The appropriations committees in the House and Senate have finished “marking up” their fiscal year 2019 (FY19) spending bills and, when it comes to our nation’s health and science focused agencies, the news has been largely positive. Of particular note, the Senate provided an increase of $2 billion for NIH and, net of transfers and one-time funding, provided a $695 million increase for CDC. The House provided a $296 million increase for FDA as well as a $408 million increase for NSF. Both the House and Senate provided $334 million – the same level as FY18 – to AHRQ, but explicitly rejected calls to roll the agency into NIH.
While both Houses have made significant progress in their respective appropriations efforts, it remains unlikely that the process will be complete by the September 30 end of FY18. We anticipate at least one and potentially several continuing resolutions flat-funding the government before final FY19 budget numbers are signed into law.
As the bills for FY19 were being drafted and sent for mark up, Congress was simultaneously working to address the administration’s rescissions package, which called for impounding and ultimately cutting $15.4 billion in unused discretionary and mandatory spending authority. Two areas of particular concern in the package were cuts of $400 million in USAID Ebola funding and $800 million in Center for Medicare and Medicaid Innovation (CMMI) funding. Although the administration cancelled the proposed Ebola funding rescission, the House passed legislation to implement the other proposed cuts. The Senate, however, voted not to discharge the bill by the June 22 deadline, so no rescissions took place.
The House passed bipartisan legislation giving shape to more than 50 discrete proposals aimed at addressing the opioid crisis, including language intended to amplify efforts to research and develop non-addictive pain treatments.
Another bipartisan bill pending in the House would repeal the medical device excise tax, which has twice been suspended, the second suspension expiring in 2020. While these serial, two-year suspensions are a welcome reprieve from the unintended consequences of this tax on medical technology innovation, a permanent repeal is the only way to alleviate investment uncertainty and fully restore the pace of medical device progress. The most likely path to passage for this legislation is tax extenders or omnibus legislation.

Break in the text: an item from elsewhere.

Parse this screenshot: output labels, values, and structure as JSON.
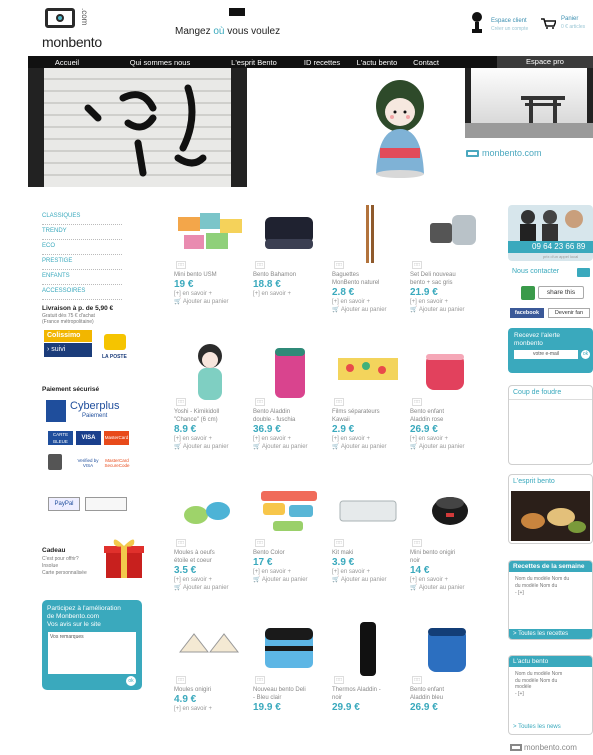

On July 12, Agency for Healthcare Research and Quality (AHRQ) Director Gopal Khanna met with Research!America and Health IT Coalition member organizations to discuss his goals for the agency and vision for a health care system that leverages advances in IT to maximize the societal return on every health care dollar. Mr. Khanna said that to maximize its own return, AHRQ must not only fulfill the continuing demand for health services research, but work closely with other health care stakeholders to anticipate and meet the research needs of a rapidly evolving health care system.